Doped up Dogs?
Dogs also have behavior problems that at times confound behavior modification techniques. There are dogs that lick places on their legs or paws incessantly, creating hot spots. Sometime dogs are so fearful during thunderstorms that they become panicked and dangerous to themselves and others. Of course, the most commonly talked about disorder with dogs is separation anxiety. Although this can often be solved strictly with behavior modification there are dogs that need more help.
Sometimes the trick is thoughtful reinforcement and activity to keep separation anxiety controlled, there are dogs that don't seem to respond to anything. Even with a constant schedule of dog walks, visits, and toys, some dogs still go to pieces when their family just goes out to dinner. These dogs destroy everything they can find in their anxiety; couches, woodwork, appliances and often injure themselves. In cases like this, veterinarians are more frequently prescribing drugs to help dog owners get a handle on the behavior and then begin modification training. Clomicalm has been the drug of choice for treating separation anxiety, but there is a new drug this year.
The Newest Drug Addition - Reconcile
Targeting dogs with separation anxiety, beef-flavored Reconcile was licensed by the FDA this year is produced by Eli Lilly. It is a once-daily chewable tablet that has been proven safe from dogs and puppies 6 months or older. It is intended to be used in conjunction with a training program called, BOND that is meant to help pet owners work through their dogs separation anxiety, eliminating inappropriate responses to anxiety. The idea is that decreasing the anxiety with the drugs, allows the dog to focus better on training, which will in the end solve the problem.
Do Animals Need Designer Drugs?
Dogs and cats didn't need drugs thirty years ago so what has happened? Is the introduction of psychotropic drugs a result of increased care or is it an indicator of the overly pampered pet? Perhaps it is a little of both and owners will have to ultimately make the decision about the best way to solve their pets' behavioral issues.

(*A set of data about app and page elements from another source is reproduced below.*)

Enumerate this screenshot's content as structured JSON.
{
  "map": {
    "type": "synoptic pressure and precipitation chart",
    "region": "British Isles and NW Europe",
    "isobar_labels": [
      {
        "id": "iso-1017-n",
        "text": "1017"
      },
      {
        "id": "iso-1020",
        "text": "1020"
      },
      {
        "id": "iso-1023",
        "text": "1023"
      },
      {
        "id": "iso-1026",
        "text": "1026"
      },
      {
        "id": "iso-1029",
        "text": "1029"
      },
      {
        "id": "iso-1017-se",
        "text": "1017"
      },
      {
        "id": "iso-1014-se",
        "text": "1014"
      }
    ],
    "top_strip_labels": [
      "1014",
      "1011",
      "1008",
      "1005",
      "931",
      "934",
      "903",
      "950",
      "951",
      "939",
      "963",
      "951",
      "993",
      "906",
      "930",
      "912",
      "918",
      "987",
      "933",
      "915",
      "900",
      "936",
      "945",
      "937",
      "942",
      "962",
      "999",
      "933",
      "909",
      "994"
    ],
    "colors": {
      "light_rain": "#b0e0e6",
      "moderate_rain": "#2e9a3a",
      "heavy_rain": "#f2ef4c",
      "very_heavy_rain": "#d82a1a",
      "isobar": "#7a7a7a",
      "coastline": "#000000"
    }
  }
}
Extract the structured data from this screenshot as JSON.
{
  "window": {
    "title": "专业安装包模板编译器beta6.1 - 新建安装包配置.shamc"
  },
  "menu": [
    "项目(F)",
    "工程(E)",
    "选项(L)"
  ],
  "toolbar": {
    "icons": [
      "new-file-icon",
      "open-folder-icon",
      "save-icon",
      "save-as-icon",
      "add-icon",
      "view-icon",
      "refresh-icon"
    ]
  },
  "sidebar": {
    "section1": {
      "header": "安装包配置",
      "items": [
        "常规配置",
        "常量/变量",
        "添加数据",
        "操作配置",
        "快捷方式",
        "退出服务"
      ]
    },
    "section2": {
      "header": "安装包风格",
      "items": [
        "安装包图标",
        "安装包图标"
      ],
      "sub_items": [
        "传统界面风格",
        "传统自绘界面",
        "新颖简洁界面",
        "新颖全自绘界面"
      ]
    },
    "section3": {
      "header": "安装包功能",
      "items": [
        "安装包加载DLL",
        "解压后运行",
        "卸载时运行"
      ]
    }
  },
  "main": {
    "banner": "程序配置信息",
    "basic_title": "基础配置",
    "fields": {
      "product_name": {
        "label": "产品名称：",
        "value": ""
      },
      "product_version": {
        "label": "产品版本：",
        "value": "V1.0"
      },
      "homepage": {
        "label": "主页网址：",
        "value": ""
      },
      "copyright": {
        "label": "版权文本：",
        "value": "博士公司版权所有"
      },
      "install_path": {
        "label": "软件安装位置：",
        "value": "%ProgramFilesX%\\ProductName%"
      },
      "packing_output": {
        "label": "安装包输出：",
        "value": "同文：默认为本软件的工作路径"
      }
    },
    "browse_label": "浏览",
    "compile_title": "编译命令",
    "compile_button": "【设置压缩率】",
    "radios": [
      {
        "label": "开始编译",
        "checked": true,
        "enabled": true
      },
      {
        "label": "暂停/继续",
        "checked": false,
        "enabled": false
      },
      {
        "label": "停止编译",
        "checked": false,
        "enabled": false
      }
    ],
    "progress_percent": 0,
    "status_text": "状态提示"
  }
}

Keep in mind that all these drugs have side effects and must be prescribed by a veterinarian. Your veterinarian is likely to do a full work up on your dog, cat, parrot or other animal to rule out any physical illness. They are also likely to refer you to an experience animal behavior consultant to help you work through the behavior issues, allowing you to wean your pet off the drugs if possible. Keep in mind that it is never a good idea to share your own medication with your dog. Improper dosages can be fatal.